**What to do**
What lines of the data below hold the string "title"? Copy each one out.

=== Begin Enclosure ===

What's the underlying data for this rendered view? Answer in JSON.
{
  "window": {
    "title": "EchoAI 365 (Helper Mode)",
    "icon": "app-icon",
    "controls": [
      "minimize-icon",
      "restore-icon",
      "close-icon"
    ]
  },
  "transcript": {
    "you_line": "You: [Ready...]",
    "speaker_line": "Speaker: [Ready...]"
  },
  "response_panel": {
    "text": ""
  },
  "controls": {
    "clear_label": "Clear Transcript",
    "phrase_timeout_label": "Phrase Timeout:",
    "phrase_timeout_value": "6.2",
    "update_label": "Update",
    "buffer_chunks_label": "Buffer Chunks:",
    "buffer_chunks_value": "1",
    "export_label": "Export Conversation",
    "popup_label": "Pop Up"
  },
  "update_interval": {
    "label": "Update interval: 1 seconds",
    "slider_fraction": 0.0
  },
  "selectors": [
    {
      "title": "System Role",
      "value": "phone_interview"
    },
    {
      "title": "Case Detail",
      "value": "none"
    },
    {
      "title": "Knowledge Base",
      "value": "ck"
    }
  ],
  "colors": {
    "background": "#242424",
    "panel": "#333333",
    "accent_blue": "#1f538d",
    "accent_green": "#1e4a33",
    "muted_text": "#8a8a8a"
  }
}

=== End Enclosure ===

**Expected answer**
    "title": "EchoAI 365 (Helper Mode)",
      "title": "System Role",
      "title": "Case Detail",
      "title": "Knowledge Base",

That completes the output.